## Directions for this task:
All of the data must be retyped exactly, with nothing left out.

[Component data from apps and pages]
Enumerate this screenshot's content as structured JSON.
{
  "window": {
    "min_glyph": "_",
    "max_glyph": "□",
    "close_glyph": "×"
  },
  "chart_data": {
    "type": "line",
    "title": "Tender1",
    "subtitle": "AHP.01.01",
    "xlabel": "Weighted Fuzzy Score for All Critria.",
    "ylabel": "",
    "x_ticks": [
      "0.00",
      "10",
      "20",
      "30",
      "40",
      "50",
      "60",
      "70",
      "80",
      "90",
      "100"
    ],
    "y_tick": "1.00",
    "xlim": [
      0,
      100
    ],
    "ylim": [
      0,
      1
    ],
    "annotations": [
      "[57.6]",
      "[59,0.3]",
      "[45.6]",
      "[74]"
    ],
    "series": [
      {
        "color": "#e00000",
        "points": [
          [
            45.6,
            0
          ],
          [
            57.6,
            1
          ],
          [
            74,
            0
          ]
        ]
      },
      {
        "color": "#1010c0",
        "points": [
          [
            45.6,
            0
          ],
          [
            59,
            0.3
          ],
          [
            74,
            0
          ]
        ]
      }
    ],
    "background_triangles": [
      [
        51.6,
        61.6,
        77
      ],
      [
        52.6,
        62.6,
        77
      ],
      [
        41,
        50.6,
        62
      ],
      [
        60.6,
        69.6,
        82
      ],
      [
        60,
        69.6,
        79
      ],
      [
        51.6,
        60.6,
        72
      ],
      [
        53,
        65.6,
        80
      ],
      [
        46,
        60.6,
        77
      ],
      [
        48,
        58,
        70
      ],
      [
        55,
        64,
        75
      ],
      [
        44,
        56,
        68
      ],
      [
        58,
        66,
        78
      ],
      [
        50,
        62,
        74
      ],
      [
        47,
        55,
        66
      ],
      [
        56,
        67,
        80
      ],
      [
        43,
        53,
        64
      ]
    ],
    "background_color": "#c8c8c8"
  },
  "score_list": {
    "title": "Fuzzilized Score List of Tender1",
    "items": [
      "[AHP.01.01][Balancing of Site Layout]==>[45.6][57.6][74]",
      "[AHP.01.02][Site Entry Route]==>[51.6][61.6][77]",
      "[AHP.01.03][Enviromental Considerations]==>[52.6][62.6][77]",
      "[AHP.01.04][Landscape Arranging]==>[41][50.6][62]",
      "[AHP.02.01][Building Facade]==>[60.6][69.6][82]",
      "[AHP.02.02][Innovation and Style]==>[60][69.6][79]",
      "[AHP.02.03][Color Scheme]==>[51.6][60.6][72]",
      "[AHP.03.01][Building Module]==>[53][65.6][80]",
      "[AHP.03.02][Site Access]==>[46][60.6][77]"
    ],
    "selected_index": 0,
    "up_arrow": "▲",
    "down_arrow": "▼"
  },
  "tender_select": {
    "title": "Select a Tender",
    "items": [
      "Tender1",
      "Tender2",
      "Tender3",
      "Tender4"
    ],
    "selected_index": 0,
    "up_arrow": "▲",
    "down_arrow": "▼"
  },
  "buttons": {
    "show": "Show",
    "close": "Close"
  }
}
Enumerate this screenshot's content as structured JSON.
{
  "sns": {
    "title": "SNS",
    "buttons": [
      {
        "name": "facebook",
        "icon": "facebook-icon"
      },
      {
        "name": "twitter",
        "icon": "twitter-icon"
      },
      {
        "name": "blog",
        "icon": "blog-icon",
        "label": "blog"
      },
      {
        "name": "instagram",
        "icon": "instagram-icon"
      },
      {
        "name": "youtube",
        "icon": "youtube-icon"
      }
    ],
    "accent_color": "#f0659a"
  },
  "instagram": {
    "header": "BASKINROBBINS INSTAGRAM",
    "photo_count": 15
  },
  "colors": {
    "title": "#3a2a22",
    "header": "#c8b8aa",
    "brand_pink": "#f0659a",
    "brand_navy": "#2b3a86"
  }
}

## Output for this exercise:
Enumerate this screenshot's content as structured JSON.
{
  "window": {
    "min_glyph": "_",
    "max_glyph": "□",
    "close_glyph": "×"
  },
  "chart_data": {
    "type": "line",
    "title": "Tender1",
    "subtitle": "AHP.01.01",
    "xlabel": "Weighted Fuzzy Score for All Critria.",
    "ylabel": "",
    "x_ticks": [
      "0.00",
      "10",
      "20",
      "30",
      "40",
      "50",
      "60",
      "70",
      "80",
      "90",
      "100"
    ],
    "y_tick": "1.00",
    "xlim": [
      0,
      100
    ],
    "ylim": [
      0,
      1
    ],
    "annotations": [
      "[57.6]",
      "[59,0.3]",
      "[45.6]",
      "[74]"
    ],
    "series": [
      {
        "color": "#e00000",
        "points": [
          [
            45.6,
            0
          ],
          [
            57.6,
            1
          ],
          [
            74,
            0
          ]
        ]
      },
      {
        "color": "#1010c0",
        "points": [
          [
            45.6,
            0
          ],
          [
            59,
            0.3
          ],
          [
            74,
            0
          ]
        ]
      }
    ],
    "background_triangles": [
      [
        51.6,
        61.6,
        77
      ],
      [
        52.6,
        62.6,
        77
      ],
      [
        41,
        50.6,
        62
      ],
      [
        60.6,
        69.6,
        82
      ],
      [
        60,
        69.6,
        79
      ],
      [
        51.6,
        60.6,
        72
      ],
      [
        53,
        65.6,
        80
      ],
      [
        46,
        60.6,
        77
      ],
      [
        48,
        58,
        70
      ],
      [
        55,
        64,
        75
      ],
      [
        44,
        56,
        68
      ],
      [
        58,
        66,
        78
      ],
      [
        50,
        62,
        74
      ],
      [
        47,
        55,
        66
      ],
      [
        56,
        67,
        80
      ],
      [
        43,
        53,
        64
      ]
    ],
    "background_color": "#c8c8c8"
  },
  "score_list": {
    "title": "Fuzzilized Score List of Tender1",
    "items": [
      "[AHP.01.01][Balancing of Site Layout]==>[45.6][57.6][74]",
      "[AHP.01.02][Site Entry Route]==>[51.6][61.6][77]",
      "[AHP.01.03][Enviromental Considerations]==>[52.6][62.6][77]",
      "[AHP.01.04][Landscape Arranging]==>[41][50.6][62]",
      "[AHP.02.01][Building Facade]==>[60.6][69.6][82]",
      "[AHP.02.02][Innovation and Style]==>[60][69.6][79]",
      "[AHP.02.03][Color Scheme]==>[51.6][60.6][72]",
      "[AHP.03.01][Building Module]==>[53][65.6][80]",
      "[AHP.03.02][Site Access]==>[46][60.6][77]"
    ],
    "selected_index": 0,
    "up_arrow": "▲",
    "down_arrow": "▼"
  },
  "tender_select": {
    "title": "Select a Tender",
    "items": [
      "Tender1",
      "Tender2",
      "Tender3",
      "Tender4"
    ],
    "selected_index": 0,
    "up_arrow": "▲",
    "down_arrow": "▼"
  },
  "buttons": {
    "show": "Show",
    "close": "Close"
  }
}
Enumerate this screenshot's content as structured JSON.
{
  "sns": {
    "title": "SNS",
    "buttons": [
      {
        "name": "facebook",
        "icon": "facebook-icon"
      },
      {
        "name": "twitter",
        "icon": "twitter-icon"
      },
      {
        "name": "blog",
        "icon": "blog-icon",
        "label": "blog"
      },
      {
        "name": "instagram",
        "icon": "instagram-icon"
      },
      {
        "name": "youtube",
        "icon": "youtube-icon"
      }
    ],
    "accent_color": "#f0659a"
  },
  "instagram": {
    "header": "BASKINROBBINS INSTAGRAM",
    "photo_count": 15
  },
  "colors": {
    "title": "#3a2a22",
    "header": "#c8b8aa",
    "brand_pink": "#f0659a",
    "brand_navy": "#2b3a86"
  }
}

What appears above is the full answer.